What is expected | Within the material below, find each line bearing the word "description" and present it.

Extracted information |
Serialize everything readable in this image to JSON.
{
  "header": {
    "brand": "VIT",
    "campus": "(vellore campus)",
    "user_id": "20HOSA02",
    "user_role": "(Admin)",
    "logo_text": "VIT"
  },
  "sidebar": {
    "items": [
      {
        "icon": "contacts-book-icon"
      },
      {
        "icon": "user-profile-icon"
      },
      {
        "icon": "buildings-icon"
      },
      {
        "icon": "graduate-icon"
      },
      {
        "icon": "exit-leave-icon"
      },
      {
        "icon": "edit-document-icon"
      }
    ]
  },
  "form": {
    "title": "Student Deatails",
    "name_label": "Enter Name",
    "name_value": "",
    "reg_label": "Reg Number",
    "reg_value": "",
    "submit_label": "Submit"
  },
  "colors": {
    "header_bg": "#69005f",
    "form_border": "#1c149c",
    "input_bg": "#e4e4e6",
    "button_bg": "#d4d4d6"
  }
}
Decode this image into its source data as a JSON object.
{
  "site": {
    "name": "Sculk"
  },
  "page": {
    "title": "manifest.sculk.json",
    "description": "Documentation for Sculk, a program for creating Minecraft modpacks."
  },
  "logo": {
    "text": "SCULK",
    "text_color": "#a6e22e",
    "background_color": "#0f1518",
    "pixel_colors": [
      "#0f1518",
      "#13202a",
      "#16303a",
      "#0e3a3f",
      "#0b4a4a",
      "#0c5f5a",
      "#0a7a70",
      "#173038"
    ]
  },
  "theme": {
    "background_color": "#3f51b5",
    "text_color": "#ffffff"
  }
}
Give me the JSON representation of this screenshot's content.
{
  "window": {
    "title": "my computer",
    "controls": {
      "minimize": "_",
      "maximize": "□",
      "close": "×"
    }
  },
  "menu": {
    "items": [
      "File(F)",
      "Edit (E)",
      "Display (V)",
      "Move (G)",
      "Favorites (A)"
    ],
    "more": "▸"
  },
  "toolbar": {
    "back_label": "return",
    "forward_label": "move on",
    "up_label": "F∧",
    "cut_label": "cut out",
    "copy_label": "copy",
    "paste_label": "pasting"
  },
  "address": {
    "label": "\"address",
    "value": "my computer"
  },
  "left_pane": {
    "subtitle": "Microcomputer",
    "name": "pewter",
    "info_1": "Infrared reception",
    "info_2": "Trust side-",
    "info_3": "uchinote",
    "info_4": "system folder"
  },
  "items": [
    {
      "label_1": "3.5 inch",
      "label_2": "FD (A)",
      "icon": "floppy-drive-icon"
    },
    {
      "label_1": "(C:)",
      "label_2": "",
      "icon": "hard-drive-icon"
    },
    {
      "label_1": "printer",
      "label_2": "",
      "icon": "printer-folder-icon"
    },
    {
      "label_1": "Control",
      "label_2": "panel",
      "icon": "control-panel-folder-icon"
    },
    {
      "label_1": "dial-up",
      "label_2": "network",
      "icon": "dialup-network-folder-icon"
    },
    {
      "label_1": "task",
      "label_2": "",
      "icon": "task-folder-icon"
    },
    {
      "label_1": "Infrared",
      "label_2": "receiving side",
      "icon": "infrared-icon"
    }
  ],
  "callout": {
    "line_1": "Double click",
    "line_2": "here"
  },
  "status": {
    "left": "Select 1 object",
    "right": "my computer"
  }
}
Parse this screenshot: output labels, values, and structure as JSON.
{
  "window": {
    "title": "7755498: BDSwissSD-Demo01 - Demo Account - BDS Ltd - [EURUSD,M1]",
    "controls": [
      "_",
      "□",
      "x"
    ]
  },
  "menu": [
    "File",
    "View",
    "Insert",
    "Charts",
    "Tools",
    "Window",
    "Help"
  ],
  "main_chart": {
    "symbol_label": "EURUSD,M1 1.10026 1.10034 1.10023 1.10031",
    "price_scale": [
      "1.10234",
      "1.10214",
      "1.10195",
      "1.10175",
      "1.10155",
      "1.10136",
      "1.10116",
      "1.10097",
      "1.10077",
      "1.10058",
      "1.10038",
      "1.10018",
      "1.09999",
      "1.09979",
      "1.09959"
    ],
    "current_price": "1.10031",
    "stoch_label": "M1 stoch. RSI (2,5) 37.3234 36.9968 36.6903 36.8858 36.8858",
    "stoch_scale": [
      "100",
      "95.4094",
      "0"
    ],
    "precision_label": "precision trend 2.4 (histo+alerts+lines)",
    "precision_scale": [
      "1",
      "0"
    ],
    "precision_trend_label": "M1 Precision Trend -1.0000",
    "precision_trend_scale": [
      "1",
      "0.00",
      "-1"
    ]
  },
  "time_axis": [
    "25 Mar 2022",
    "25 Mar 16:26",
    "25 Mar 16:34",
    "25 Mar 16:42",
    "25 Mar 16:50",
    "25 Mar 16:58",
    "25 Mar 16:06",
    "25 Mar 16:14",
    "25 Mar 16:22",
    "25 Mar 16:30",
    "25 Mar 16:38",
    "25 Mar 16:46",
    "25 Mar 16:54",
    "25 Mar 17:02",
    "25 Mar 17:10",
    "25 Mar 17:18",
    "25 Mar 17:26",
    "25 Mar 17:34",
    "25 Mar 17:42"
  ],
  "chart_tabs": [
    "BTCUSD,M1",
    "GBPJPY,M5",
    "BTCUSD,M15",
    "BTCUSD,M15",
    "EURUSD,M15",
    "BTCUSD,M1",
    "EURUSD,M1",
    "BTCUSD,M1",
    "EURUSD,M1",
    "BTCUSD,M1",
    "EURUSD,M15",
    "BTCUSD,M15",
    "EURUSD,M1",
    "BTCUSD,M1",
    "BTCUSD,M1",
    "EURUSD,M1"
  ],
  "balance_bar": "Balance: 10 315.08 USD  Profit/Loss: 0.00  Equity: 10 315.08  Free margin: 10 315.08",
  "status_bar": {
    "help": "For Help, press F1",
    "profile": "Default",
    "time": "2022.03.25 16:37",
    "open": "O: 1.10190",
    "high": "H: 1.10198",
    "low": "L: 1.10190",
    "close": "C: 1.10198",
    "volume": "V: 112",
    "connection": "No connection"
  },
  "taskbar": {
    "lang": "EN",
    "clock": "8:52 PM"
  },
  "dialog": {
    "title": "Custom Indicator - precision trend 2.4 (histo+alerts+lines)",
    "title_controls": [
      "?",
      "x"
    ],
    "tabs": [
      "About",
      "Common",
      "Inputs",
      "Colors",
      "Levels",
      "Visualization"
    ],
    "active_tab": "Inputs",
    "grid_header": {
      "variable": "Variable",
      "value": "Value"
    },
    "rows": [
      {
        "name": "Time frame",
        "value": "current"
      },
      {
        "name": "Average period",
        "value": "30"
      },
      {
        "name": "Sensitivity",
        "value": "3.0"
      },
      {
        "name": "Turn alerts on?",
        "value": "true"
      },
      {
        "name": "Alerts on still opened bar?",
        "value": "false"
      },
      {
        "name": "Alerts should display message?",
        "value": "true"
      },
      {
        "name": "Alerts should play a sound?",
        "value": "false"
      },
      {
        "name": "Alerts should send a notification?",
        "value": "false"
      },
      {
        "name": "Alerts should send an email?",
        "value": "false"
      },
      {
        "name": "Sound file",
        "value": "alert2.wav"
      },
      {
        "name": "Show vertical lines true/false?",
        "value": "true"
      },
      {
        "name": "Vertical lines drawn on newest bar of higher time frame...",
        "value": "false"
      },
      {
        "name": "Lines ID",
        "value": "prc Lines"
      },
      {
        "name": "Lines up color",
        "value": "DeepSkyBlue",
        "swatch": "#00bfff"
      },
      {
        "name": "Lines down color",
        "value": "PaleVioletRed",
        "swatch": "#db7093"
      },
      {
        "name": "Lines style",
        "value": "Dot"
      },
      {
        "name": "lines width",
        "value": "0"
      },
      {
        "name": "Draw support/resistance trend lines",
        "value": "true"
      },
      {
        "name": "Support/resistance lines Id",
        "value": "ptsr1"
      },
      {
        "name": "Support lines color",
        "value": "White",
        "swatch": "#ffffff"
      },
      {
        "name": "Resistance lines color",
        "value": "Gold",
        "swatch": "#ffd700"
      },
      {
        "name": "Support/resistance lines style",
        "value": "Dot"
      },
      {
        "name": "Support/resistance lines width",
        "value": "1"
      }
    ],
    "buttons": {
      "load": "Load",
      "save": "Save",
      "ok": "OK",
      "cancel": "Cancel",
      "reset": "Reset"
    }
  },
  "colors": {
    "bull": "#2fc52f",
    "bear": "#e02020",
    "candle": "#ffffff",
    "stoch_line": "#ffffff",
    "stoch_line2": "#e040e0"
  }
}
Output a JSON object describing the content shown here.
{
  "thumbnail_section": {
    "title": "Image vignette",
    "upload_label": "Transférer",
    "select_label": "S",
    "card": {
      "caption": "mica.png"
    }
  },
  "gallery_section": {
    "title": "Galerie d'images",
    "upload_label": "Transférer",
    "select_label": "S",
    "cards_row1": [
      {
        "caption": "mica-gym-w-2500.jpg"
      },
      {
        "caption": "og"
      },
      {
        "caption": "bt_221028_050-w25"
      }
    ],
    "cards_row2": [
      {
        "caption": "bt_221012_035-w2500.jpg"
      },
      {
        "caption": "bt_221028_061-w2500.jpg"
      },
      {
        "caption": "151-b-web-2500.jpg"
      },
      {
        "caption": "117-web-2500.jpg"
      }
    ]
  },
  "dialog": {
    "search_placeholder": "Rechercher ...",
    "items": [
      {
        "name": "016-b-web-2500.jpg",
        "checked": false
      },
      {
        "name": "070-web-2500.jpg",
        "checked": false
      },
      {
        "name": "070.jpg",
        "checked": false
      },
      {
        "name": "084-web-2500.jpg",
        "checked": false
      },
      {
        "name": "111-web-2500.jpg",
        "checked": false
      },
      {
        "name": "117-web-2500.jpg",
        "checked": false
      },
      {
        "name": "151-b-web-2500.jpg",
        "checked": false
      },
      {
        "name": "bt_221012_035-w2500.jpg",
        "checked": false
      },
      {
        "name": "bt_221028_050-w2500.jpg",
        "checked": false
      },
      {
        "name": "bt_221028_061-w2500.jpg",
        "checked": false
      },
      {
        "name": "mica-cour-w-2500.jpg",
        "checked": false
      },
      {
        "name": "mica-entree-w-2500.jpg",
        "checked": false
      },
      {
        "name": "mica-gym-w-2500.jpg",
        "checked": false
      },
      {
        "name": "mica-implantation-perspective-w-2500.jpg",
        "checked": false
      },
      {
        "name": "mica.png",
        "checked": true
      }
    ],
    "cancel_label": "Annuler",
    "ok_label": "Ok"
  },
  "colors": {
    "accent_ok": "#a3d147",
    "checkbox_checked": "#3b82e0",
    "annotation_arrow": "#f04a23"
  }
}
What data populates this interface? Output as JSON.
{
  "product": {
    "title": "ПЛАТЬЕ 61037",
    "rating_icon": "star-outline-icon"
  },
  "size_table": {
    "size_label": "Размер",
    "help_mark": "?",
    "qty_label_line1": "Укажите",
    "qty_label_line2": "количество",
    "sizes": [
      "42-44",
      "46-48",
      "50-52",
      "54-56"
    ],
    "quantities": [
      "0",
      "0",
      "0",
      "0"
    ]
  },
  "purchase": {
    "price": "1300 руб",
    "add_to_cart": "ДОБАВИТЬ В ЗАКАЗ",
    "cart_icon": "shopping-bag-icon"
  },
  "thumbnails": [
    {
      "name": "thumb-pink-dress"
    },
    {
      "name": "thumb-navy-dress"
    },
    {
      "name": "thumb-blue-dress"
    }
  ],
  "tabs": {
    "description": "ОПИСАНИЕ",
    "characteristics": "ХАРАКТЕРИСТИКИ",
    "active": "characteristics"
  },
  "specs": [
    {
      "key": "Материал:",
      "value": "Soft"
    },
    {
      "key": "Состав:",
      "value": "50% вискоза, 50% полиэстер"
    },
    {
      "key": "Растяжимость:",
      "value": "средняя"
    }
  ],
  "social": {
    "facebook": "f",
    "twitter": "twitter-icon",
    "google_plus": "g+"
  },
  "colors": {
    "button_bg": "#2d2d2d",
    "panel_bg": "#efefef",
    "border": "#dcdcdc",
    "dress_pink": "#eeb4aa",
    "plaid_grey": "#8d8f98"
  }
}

Completed exercise |
    "description": "Documentation for Sculk, a program for creating Minecraft modpacks."
    "description": "ОПИСАНИЕ",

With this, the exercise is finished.